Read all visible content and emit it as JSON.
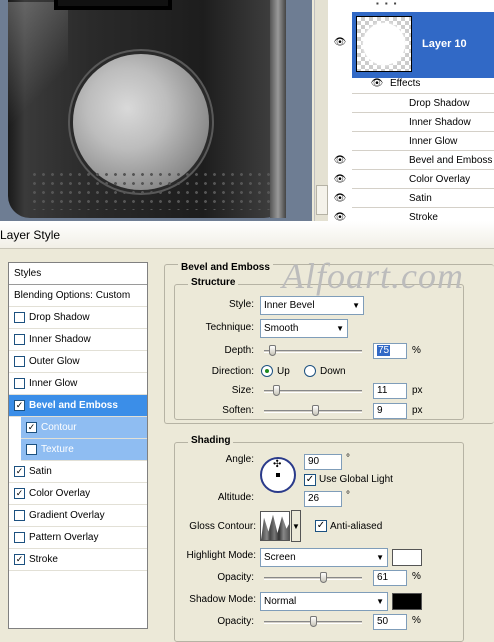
{
  "layers_panel": {
    "layer_name": "Layer 10",
    "effects_label": "Effects",
    "effects": [
      {
        "label": "Drop Shadow",
        "visible": false
      },
      {
        "label": "Inner Shadow",
        "visible": false
      },
      {
        "label": "Inner Glow",
        "visible": false
      },
      {
        "label": "Bevel and Emboss",
        "visible": true
      },
      {
        "label": "Color Overlay",
        "visible": true
      },
      {
        "label": "Satin",
        "visible": true
      },
      {
        "label": "Stroke",
        "visible": true
      }
    ]
  },
  "dialog": {
    "title": "Layer Style",
    "watermark": "Alfoart.com",
    "styles_list": {
      "header": "Styles",
      "blending_options": "Blending Options: Custom",
      "items": [
        {
          "label": "Drop Shadow",
          "checked": false,
          "state": "normal"
        },
        {
          "label": "Inner Shadow",
          "checked": false,
          "state": "normal"
        },
        {
          "label": "Outer Glow",
          "checked": false,
          "state": "normal"
        },
        {
          "label": "Inner Glow",
          "checked": false,
          "state": "normal"
        },
        {
          "label": "Bevel and Emboss",
          "checked": true,
          "state": "selected"
        },
        {
          "label": "Contour",
          "checked": true,
          "state": "sub"
        },
        {
          "label": "Texture",
          "checked": false,
          "state": "sub"
        },
        {
          "label": "Satin",
          "checked": true,
          "state": "normal"
        },
        {
          "label": "Color Overlay",
          "checked": true,
          "state": "normal"
        },
        {
          "label": "Gradient Overlay",
          "checked": false,
          "state": "normal"
        },
        {
          "label": "Pattern Overlay",
          "checked": false,
          "state": "normal"
        },
        {
          "label": "Stroke",
          "checked": true,
          "state": "normal"
        }
      ]
    },
    "bevel": {
      "section_title": "Bevel and Emboss",
      "structure_title": "Structure",
      "style_label": "Style:",
      "style_value": "Inner Bevel",
      "technique_label": "Technique:",
      "technique_value": "Smooth",
      "depth_label": "Depth:",
      "depth_value": "75",
      "depth_unit": "%",
      "depth_slider": 0.05,
      "direction_label": "Direction:",
      "direction_up": "Up",
      "direction_down": "Down",
      "size_label": "Size:",
      "size_value": "11",
      "size_unit": "px",
      "size_slider": 0.1,
      "soften_label": "Soften:",
      "soften_value": "9",
      "soften_unit": "px",
      "soften_slider": 0.52
    },
    "shading": {
      "title": "Shading",
      "angle_label": "Angle:",
      "angle_value": "90",
      "angle_unit": "°",
      "global_light_label": "Use Global Light",
      "altitude_label": "Altitude:",
      "altitude_value": "26",
      "altitude_unit": "°",
      "gloss_label": "Gloss Contour:",
      "anti_aliased_label": "Anti-aliased",
      "highlight_mode_label": "Highlight Mode:",
      "highlight_mode_value": "Screen",
      "highlight_color": "#ffffff",
      "highlight_opacity_label": "Opacity:",
      "highlight_opacity_value": "61",
      "highlight_opacity_unit": "%",
      "highlight_opacity_slider": 0.61,
      "shadow_mode_label": "Shadow Mode:",
      "shadow_mode_value": "Normal",
      "shadow_color": "#000000",
      "shadow_opacity_label": "Opacity:",
      "shadow_opacity_value": "50",
      "shadow_opacity_unit": "%",
      "shadow_opacity_slider": 0.5
    }
  }
}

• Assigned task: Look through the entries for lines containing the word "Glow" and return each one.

• Result of this exercise:
        "label": "Inner Glow",
          "label": "Outer Glow",
          "label": "Inner Glow",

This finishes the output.